* [Exercise directions]:
Across all the entries below, how many lines contain the string "broom"? The number by itself is the answer.

* [Source data]:
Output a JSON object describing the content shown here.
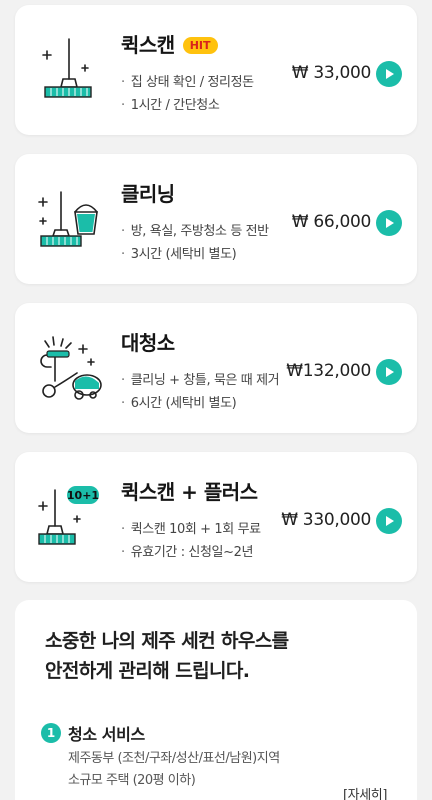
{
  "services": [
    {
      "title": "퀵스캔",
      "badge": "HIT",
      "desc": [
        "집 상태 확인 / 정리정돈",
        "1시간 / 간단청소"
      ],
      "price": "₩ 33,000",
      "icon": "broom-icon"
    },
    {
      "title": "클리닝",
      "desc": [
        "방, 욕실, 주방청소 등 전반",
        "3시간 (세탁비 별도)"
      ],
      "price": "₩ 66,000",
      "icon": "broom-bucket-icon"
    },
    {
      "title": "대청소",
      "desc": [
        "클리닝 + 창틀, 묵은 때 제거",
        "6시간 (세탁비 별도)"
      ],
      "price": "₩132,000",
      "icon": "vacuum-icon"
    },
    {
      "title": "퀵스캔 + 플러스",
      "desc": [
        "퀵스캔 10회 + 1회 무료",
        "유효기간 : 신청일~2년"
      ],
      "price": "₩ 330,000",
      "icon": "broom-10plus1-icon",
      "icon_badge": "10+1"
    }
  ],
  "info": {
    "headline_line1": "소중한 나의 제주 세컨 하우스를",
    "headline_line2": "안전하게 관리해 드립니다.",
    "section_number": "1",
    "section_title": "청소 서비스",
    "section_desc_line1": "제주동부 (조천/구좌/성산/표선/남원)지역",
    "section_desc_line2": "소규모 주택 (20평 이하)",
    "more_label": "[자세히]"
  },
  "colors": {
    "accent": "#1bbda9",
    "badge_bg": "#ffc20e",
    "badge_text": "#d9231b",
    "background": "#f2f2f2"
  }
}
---
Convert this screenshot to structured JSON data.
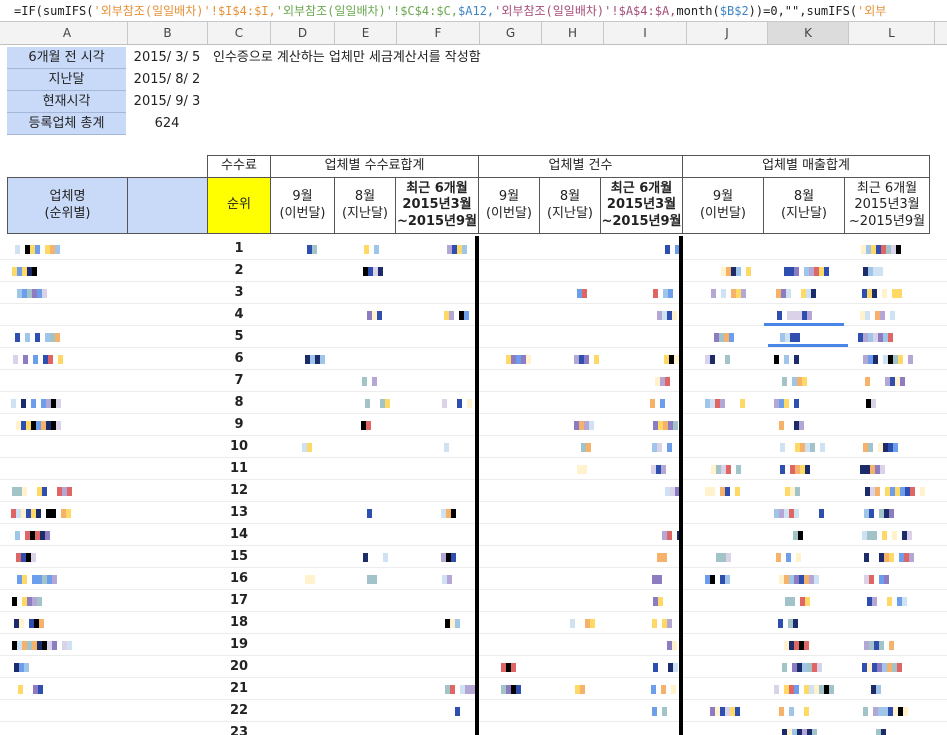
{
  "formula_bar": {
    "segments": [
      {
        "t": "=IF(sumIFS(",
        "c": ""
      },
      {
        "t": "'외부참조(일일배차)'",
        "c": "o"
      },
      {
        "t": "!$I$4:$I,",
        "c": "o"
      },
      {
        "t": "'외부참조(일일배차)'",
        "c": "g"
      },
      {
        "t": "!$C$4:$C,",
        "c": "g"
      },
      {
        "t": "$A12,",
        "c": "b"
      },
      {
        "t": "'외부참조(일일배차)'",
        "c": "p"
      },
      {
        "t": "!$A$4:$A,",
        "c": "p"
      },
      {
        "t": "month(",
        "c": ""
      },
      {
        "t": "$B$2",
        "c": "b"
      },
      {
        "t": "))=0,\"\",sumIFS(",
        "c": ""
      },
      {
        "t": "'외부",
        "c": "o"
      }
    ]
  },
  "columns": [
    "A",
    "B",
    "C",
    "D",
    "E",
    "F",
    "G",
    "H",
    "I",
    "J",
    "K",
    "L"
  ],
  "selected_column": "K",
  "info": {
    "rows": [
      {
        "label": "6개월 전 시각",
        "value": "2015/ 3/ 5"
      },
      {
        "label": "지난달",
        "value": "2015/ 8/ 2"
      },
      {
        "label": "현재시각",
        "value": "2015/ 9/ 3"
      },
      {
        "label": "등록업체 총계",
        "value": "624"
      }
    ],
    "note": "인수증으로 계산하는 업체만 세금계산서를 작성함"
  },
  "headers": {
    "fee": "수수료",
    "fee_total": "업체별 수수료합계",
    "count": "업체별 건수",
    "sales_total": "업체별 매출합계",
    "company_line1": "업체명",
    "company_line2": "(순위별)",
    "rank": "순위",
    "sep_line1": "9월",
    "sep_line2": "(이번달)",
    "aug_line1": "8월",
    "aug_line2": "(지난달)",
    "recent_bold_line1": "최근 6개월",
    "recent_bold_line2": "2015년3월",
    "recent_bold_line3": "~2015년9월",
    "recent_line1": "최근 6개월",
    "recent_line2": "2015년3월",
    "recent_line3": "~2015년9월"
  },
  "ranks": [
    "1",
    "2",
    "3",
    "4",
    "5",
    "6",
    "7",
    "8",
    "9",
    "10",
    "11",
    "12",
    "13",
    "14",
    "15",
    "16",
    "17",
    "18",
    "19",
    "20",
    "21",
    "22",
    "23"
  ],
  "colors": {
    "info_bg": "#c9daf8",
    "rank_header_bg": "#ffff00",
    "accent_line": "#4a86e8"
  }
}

* [Answer]:
3